The Clinical Genetics Society (CGS) was set up in 1970 to bring together doctors and other professionals involved in the care of individuals and families with genetic disorders, with the following aims:
- to advance and promote the science and practice of Clinical Genetics
- to bring together workers who have a common interest in Clinical Genetics
- to understand, prevent, cure and alleviate conditions with a genetic aetiology
- to publish and disseminate reports, statements, and research findings
Since its creation, the CGS membership has increased steadily, and the aims have broadened, and now include:
- promoting and facilitating education for the genetics community, other health care professionals, those outwith the profession, and the wider public
- encouraging high standards of training for professionals within Clinical Genetics
- facilitating research into basic human genetics and genetic disorders
- maintaining excellent links with patient groups
- continuing constructive dialogue with government and other politicians on genetics-related issues
Clinical Genetics Society- Stands against discrimination and promotes equality in all areas of our field, and delivery of genetic services to the community.
Equality of delivery of care
We recognise that inequality within the healthcare system is sadly prevalent in our society; with some of the most marginalised, suffering the consequences of disparities in healthcare delivery. Never has this been more evident than in the wake of the current COVID-19 pandemic.
We are an organisational body that supports the equitable delivery of genetic services across the country. We welcome the introduction of the national test directory which will help to improve access to the most advanced genetic testing for all patients, regardless of their postcode, socioeconomic background, race or religion.
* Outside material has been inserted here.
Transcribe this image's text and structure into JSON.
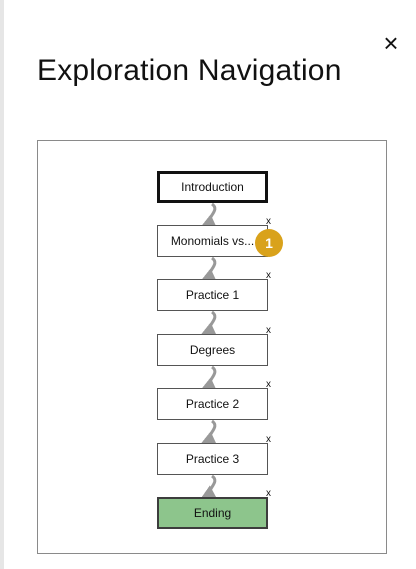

That notwithstanding, we are acutely aware that more needs to be done. Many genetic tests developed over the years have reached extremely high levels of sensitivity when detecting pathogenic variants in Northern European and Ashkenazi Jewish populations. This is not the case in for patients in our Asian and particularly our African and Caribbean and communities (1). We strongly support much needed research in those populations where knowledge- and so our ability to provide an equitable service, is lacking.
Addressing the history of Genetics
We acknowledge that in the past, genetics has been embroiled in ideology that conflicts with our current values as a profession. The age of Eugenics has thankfully passed. However, in modern times, we recognise that there has been a resurgence of genetic concepts falling into the hands of those who would misuse and distort ideas to feed into racist ideology.
We at the CGS fervently oppose the use of genetics to perpetuate division and discrimination. We stand with the statements made by the ASHG (2) and the ESHG (3) in 2018 to denounce these damaging misconceptions.
Supporting our Medical staff
Around 13% of the UK population is made up of people from minority ethnic groups. They form around 44% of the medical workforce within the NHS. Figures published in June 2020 revealed, of all known COVID-19 deaths among healthcare workers, 94% of doctors and dentists, and 71% of nurses and midwives were from black and minority ethnic backgrounds (5). Our hearts go out to the families of all our colleagues, who have lost their lives whilst caring for others. These stark figures impress on us a sense of urgency to do all we can to improve inequalities, not only in our community but also in our profession: amongst consultants, specialist trainees and junior doctors.
We know that how Genetics is taught can have a positive impact on trainees, challenging pre-existing frameworks of racial constructs (4). We welcome ideas and suggestions from our members to work towards our goal of creating an environment that fosters an atmosphere of diversity and inclusivity.
The immense challenge that lies ahead is great, but we as a society are deeply committed to taking action however we can, to improve equality in Genetics and health care delivery. Passive indifference to these injustices is no longer an option.
1. Gregg, Anthony R. "Message from ACMG President: overcoming disparities." Genetics in Medicine (2020): 1-1.
2. ASHG Board of Directors Executive Committee. "ASHG denounces attempts to link genetics and racial supremacy." Am. J. Hum. Genet 103 (2018): 636.
3. ESHG joins ASHG in Denouncing Attempts to Link Genetics and the Concept of Racial Supremacy, 10/22/2018 https://www.eshg.org/index.php?id=910&tx_news_pi1%5Bnews%5D=14&tx_news_pi1%5Bcontroller%5D=News&tx_news_pi1%5Baction%5D=detail&cHash=b1de68f27a9b8810a28c91279e645e7c
4. Dasgupta, Shoumita. "An Anti-Racism Toolkit for the Genetics Educator." Genetics in Medicine (2020): 1-2.
5. Trivedy, Chet, Ian Mills, and Onkar Dhanoya. "The impact of the risk of COVID-19 on Black, Asian and Minority Ethnic (BAME) members of the UK dental profession." British dental journal 228.12 (2020): 919-922.